---------- Material for the task ----------

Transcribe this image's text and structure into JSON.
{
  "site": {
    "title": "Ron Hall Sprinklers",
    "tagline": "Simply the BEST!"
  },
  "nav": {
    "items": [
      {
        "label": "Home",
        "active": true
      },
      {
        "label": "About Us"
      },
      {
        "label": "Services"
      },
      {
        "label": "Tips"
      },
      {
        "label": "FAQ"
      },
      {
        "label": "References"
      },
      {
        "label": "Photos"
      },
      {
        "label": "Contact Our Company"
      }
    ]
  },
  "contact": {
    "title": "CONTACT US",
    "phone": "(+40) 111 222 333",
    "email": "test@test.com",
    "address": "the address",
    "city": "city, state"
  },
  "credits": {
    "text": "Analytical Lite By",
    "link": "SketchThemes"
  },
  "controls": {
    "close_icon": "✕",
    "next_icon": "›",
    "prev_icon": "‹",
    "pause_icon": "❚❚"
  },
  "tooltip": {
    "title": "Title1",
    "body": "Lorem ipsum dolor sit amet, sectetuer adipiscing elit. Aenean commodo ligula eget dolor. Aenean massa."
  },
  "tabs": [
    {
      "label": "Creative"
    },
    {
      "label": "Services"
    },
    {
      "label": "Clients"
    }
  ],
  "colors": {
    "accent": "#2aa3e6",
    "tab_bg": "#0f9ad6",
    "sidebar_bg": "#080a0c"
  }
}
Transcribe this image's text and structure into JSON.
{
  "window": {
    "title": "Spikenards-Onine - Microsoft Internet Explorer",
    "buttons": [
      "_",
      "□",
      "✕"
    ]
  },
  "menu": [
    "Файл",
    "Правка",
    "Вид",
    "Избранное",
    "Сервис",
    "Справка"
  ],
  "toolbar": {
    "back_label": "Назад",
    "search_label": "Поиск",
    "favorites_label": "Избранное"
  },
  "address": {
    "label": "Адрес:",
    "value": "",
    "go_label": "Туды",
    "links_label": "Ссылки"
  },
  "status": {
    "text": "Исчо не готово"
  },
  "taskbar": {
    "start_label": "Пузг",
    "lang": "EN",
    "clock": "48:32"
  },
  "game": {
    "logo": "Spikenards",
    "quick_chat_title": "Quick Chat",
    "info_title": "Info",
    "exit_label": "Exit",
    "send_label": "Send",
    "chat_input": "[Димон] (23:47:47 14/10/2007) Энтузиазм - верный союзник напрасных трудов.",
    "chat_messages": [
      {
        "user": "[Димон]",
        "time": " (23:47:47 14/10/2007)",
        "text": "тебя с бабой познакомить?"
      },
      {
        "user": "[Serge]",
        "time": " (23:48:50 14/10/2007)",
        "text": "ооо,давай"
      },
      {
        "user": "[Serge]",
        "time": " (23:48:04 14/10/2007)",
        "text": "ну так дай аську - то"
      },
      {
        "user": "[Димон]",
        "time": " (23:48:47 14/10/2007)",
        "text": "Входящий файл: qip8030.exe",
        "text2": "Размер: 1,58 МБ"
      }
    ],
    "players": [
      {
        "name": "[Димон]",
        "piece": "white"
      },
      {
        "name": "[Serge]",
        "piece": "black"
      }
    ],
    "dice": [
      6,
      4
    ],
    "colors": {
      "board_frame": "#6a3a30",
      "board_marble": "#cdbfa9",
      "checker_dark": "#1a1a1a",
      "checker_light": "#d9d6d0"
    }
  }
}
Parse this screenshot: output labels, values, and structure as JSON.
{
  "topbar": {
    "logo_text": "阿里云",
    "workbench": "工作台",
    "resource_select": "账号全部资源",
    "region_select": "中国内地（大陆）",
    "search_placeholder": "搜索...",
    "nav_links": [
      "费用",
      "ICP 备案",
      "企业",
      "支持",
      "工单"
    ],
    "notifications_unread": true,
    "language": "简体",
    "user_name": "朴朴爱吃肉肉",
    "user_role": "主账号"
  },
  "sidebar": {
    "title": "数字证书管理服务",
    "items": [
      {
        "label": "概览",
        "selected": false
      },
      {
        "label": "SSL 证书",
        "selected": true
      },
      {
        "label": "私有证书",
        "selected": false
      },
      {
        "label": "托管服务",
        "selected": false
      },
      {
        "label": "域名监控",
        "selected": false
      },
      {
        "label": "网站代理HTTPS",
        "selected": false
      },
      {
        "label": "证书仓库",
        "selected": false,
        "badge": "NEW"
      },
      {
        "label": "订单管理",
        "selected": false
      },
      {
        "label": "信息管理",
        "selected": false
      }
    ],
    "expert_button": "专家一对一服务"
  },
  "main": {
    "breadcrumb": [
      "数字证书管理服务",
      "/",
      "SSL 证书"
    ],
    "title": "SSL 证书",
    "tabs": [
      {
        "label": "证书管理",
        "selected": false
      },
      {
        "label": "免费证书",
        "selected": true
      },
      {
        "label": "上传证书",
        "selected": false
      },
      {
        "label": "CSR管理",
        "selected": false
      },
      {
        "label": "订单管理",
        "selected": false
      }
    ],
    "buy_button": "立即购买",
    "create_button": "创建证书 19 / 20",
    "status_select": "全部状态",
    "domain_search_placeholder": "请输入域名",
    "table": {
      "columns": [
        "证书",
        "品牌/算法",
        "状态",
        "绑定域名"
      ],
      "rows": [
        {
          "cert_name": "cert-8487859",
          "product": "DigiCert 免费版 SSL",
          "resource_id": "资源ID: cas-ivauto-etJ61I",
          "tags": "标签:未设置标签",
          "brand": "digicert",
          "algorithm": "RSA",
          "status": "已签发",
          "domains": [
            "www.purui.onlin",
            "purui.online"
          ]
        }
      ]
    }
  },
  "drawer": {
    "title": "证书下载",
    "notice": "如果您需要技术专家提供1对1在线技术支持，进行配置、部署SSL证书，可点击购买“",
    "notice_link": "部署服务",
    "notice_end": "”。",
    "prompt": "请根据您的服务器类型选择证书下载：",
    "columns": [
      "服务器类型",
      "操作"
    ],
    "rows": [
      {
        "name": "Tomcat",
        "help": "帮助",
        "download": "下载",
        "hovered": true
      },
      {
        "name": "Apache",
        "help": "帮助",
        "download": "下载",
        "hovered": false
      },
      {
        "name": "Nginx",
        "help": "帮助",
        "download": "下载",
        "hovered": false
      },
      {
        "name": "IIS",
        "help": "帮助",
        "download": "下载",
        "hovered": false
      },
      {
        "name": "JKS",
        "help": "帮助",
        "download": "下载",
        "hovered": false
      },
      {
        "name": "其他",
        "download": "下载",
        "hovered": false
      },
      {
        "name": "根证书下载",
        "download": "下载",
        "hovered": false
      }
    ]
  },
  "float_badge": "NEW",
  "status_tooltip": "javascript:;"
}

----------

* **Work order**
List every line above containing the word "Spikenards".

* **Solution to the problem**
    "title": "Spikenards-Onine - Microsoft Internet Explorer",
    "logo": "Spikenards",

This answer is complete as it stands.